US authorities on Wednesday released audio recordings of emergency calls made to police from the elementary school in Newtown where a lone gunman shot dead 20 children and six adults last year.
Recordings of a series of 911 calls made from within and nearby the school were released nearly a year after the tragedy at Sandy Hook Elementary School on December 14, 2012.
Adam Lanza, 20, murdered 20 children and six adults in less than 11 minutes in one of the deadliest U.S. school shootings.
The recordings detail a calm response from emergency service personnel as gunshots ring out in the background at the school in the state of Connecticut.
"Sandy Hook school, I think there's somebody shooting in here, Sandy Hook school," said one audibly upset woman. "There's still shooting. Sandy Hook school please."
A call from a man "down the corridor" said that the front glass had been "all shot out." Over bursts of gunfire he said: "It's still happening."

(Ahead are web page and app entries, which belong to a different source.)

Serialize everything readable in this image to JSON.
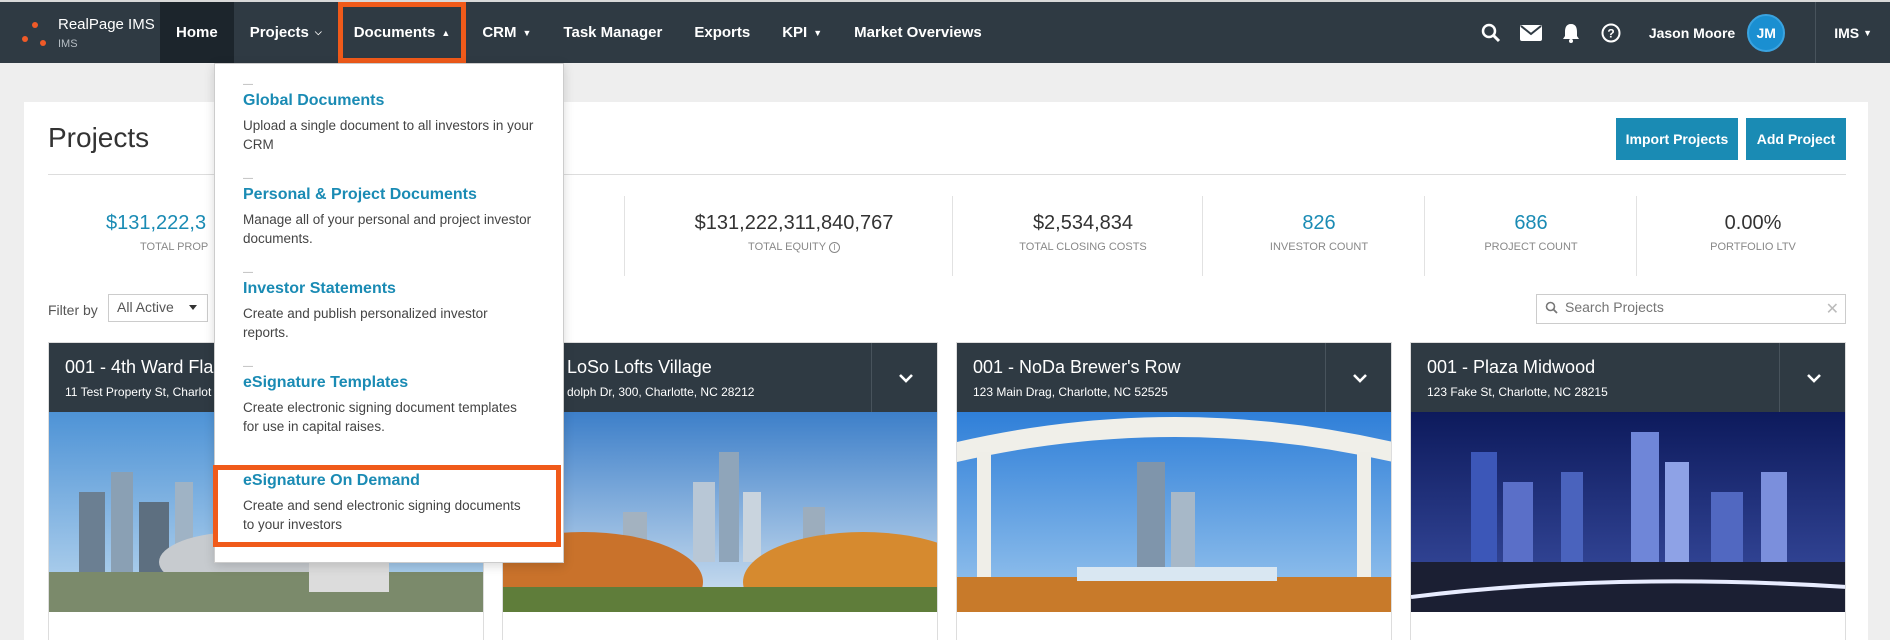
{
  "brand": {
    "name": "RealPage IMS",
    "sub": "IMS"
  },
  "nav": {
    "items": [
      {
        "label": "Home",
        "chevron": ""
      },
      {
        "label": "Projects",
        "chevron": "⌄"
      },
      {
        "label": "Documents",
        "chevron": "^"
      },
      {
        "label": "CRM",
        "chevron": "⌄"
      },
      {
        "label": "Task Manager",
        "chevron": ""
      },
      {
        "label": "Exports",
        "chevron": ""
      },
      {
        "label": "KPI",
        "chevron": "⌄"
      },
      {
        "label": "Market Overviews",
        "chevron": ""
      }
    ],
    "user_name": "Jason Moore",
    "avatar_initials": "JM",
    "org": "IMS",
    "icons": [
      "search-icon",
      "mail-icon",
      "bell-icon",
      "help-icon"
    ]
  },
  "page": {
    "title": "Projects",
    "import_label": "Import Projects",
    "add_label": "Add Project"
  },
  "stats": [
    {
      "value": "$131,222,3",
      "label": "TOTAL PROP"
    },
    {
      "value": "$131,222,311,840,767",
      "label": "TOTAL EQUITY"
    },
    {
      "value": "$2,534,834",
      "label": "TOTAL CLOSING COSTS"
    },
    {
      "value": "826",
      "label": "INVESTOR COUNT"
    },
    {
      "value": "686",
      "label": "PROJECT COUNT"
    },
    {
      "value": "0.00%",
      "label": "PORTFOLIO LTV"
    }
  ],
  "filter": {
    "label": "Filter by",
    "value": "All Active"
  },
  "search": {
    "placeholder": "Search Projects"
  },
  "cards": [
    {
      "title": "001 - 4th Ward Fla",
      "address": "11 Test Property St, Charlot"
    },
    {
      "title": "LoSo Lofts Village",
      "address": "dolph Dr, 300, Charlotte, NC 28212"
    },
    {
      "title": "001 - NoDa Brewer's Row",
      "address": "123 Main Drag, Charlotte, NC 52525"
    },
    {
      "title": "001 - Plaza Midwood",
      "address": "123 Fake St, Charlotte, NC 28215"
    }
  ],
  "documents_menu": [
    {
      "title": "Global Documents",
      "desc": "Upload a single document to all investors in your CRM"
    },
    {
      "title": "Personal & Project Documents",
      "desc": "Manage all of your personal and project investor documents."
    },
    {
      "title": "Investor Statements",
      "desc": "Create and publish personalized investor reports."
    },
    {
      "title": "eSignature Templates",
      "desc": "Create electronic signing document templates for use in capital raises."
    },
    {
      "title": "eSignature On Demand",
      "desc": "Create and send electronic signing documents to your investors"
    }
  ],
  "colors": {
    "nav_bg": "#2f3a43",
    "accent": "#1a8bb4",
    "highlight": "#f05a1a"
  }
}
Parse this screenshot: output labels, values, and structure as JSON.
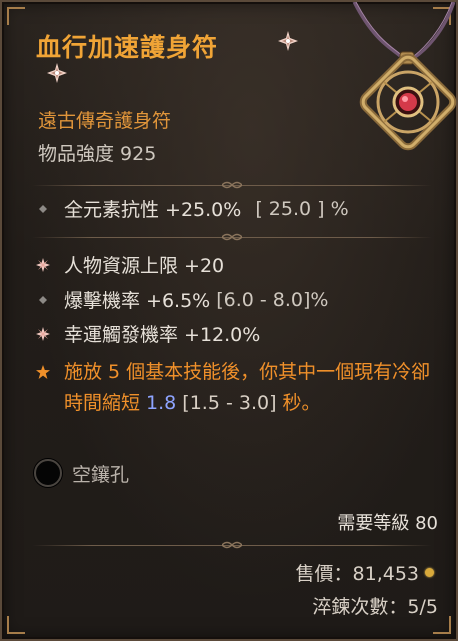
{
  "item": {
    "name": "血行加速護身符",
    "type": "遠古傳奇護身符",
    "item_power": "物品強度 925"
  },
  "implicit": {
    "text": "全元素抗性 +25.0%",
    "range": "[ 25.0 ] %"
  },
  "affixes": [
    {
      "text": "人物資源上限 +20",
      "range": "",
      "bullet": "greater"
    },
    {
      "text": "爆擊機率 +6.5%",
      "range": "[6.0 - 8.0]%",
      "bullet": "diamond"
    },
    {
      "text": "幸運觸發機率 +12.0%",
      "range": "",
      "bullet": "greater"
    }
  ],
  "legendary": {
    "text_before": "施放 5 個基本技能後，你其中一個現有冷卻時間縮短 ",
    "value": "1.8",
    "range": " [1.5 - 3.0]",
    "text_after": " 秒。"
  },
  "socket": {
    "label": "空鑲孔"
  },
  "requirements": {
    "level": "需要等級 80"
  },
  "sell": {
    "label": "售價：81,453"
  },
  "temper": {
    "label": "淬鍊次數：5/5"
  },
  "colors": {
    "title": "#f0a436",
    "legendary": "#f0902a",
    "value_highlight": "#8ea4ff"
  },
  "icons": {
    "greater_affix": "star-burst-icon",
    "regular_affix": "diamond-icon",
    "legendary_affix": "star-icon",
    "socket": "empty-socket-icon",
    "currency": "gold-coin-icon"
  }
}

Emergency personnel are also heard telling a third woman to keep everyone down, away from the windows.
The Associated Press news agency took legal action to get the calls released after officials initially argued they should be withheld on the grounds that they relate to child abuse.
The Freedom of Information Commission ruled that the recordings should be made public under the Freedom of Information Act.
The calls were made available a week after the official investigation was unable to find a motive for the massacre other than conclude that the killer was obsessed with mass murders and firearms.
Lanza first killed his mother, shooting her multiple times in the head as she lay in bed, and then shot his way into the school he once attended.
He killed the principal and school psychologist in the hallway, then entered two first-grade classrooms, killing two adults in each room, 15 children in classroom eight and five in classroom 10.
Police arrived less than four minutes after receiving an emergency call. But Lanza killed himself a minute later with a single shot with a pistol.